Data about app and page elements
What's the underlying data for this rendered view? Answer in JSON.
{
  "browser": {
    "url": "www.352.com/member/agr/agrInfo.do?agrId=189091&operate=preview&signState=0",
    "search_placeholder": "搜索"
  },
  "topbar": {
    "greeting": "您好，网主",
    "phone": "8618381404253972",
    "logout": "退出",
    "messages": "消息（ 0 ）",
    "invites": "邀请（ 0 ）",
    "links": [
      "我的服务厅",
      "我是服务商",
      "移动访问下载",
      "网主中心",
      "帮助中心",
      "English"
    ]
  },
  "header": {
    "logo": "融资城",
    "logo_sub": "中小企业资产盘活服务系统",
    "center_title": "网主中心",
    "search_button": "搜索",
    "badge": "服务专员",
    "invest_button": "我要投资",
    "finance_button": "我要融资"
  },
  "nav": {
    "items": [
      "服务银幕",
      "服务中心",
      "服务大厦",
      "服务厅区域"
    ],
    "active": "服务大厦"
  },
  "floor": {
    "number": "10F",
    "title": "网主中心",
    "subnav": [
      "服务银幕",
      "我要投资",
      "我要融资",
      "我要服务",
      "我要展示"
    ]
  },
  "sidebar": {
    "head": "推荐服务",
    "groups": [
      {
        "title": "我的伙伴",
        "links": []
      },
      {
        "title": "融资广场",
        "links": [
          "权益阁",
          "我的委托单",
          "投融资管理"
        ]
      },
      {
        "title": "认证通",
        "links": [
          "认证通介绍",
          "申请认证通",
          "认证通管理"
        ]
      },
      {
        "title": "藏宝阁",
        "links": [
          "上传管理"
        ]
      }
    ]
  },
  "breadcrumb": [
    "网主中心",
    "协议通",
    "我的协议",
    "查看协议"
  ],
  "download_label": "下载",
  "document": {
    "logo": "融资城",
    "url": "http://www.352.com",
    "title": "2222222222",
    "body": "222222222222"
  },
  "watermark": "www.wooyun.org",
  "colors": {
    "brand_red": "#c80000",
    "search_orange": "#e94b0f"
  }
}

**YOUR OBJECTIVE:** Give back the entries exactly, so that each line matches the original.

**ANSWER FOR THIS EXERCISE:**
What's the underlying data for this rendered view? Answer in JSON.
{
  "browser": {
    "url": "www.352.com/member/agr/agrInfo.do?agrId=189091&operate=preview&signState=0",
    "search_placeholder": "搜索"
  },
  "topbar": {
    "greeting": "您好，网主",
    "phone": "8618381404253972",
    "logout": "退出",
    "messages": "消息（ 0 ）",
    "invites": "邀请（ 0 ）",
    "links": [
      "我的服务厅",
      "我是服务商",
      "移动访问下载",
      "网主中心",
      "帮助中心",
      "English"
    ]
  },
  "header": {
    "logo": "融资城",
    "logo_sub": "中小企业资产盘活服务系统",
    "center_title": "网主中心",
    "search_button": "搜索",
    "badge": "服务专员",
    "invest_button": "我要投资",
    "finance_button": "我要融资"
  },
  "nav": {
    "items": [
      "服务银幕",
      "服务中心",
      "服务大厦",
      "服务厅区域"
    ],
    "active": "服务大厦"
  },
  "floor": {
    "number": "10F",
    "title": "网主中心",
    "subnav": [
      "服务银幕",
      "我要投资",
      "我要融资",
      "我要服务",
      "我要展示"
    ]
  },
  "sidebar": {
    "head": "推荐服务",
    "groups": [
      {
        "title": "我的伙伴",
        "links": []
      },
      {
        "title": "融资广场",
        "links": [
          "权益阁",
          "我的委托单",
          "投融资管理"
        ]
      },
      {
        "title": "认证通",
        "links": [
          "认证通介绍",
          "申请认证通",
          "认证通管理"
        ]
      },
      {
        "title": "藏宝阁",
        "links": [
          "上传管理"
        ]
      }
    ]
  },
  "breadcrumb": [
    "网主中心",
    "协议通",
    "我的协议",
    "查看协议"
  ],
  "download_label": "下载",
  "document": {
    "logo": "融资城",
    "url": "http://www.352.com",
    "title": "2222222222",
    "body": "222222222222"
  },
  "watermark": "www.wooyun.org",
  "colors": {
    "brand_red": "#c80000",
    "search_orange": "#e94b0f"
  }
}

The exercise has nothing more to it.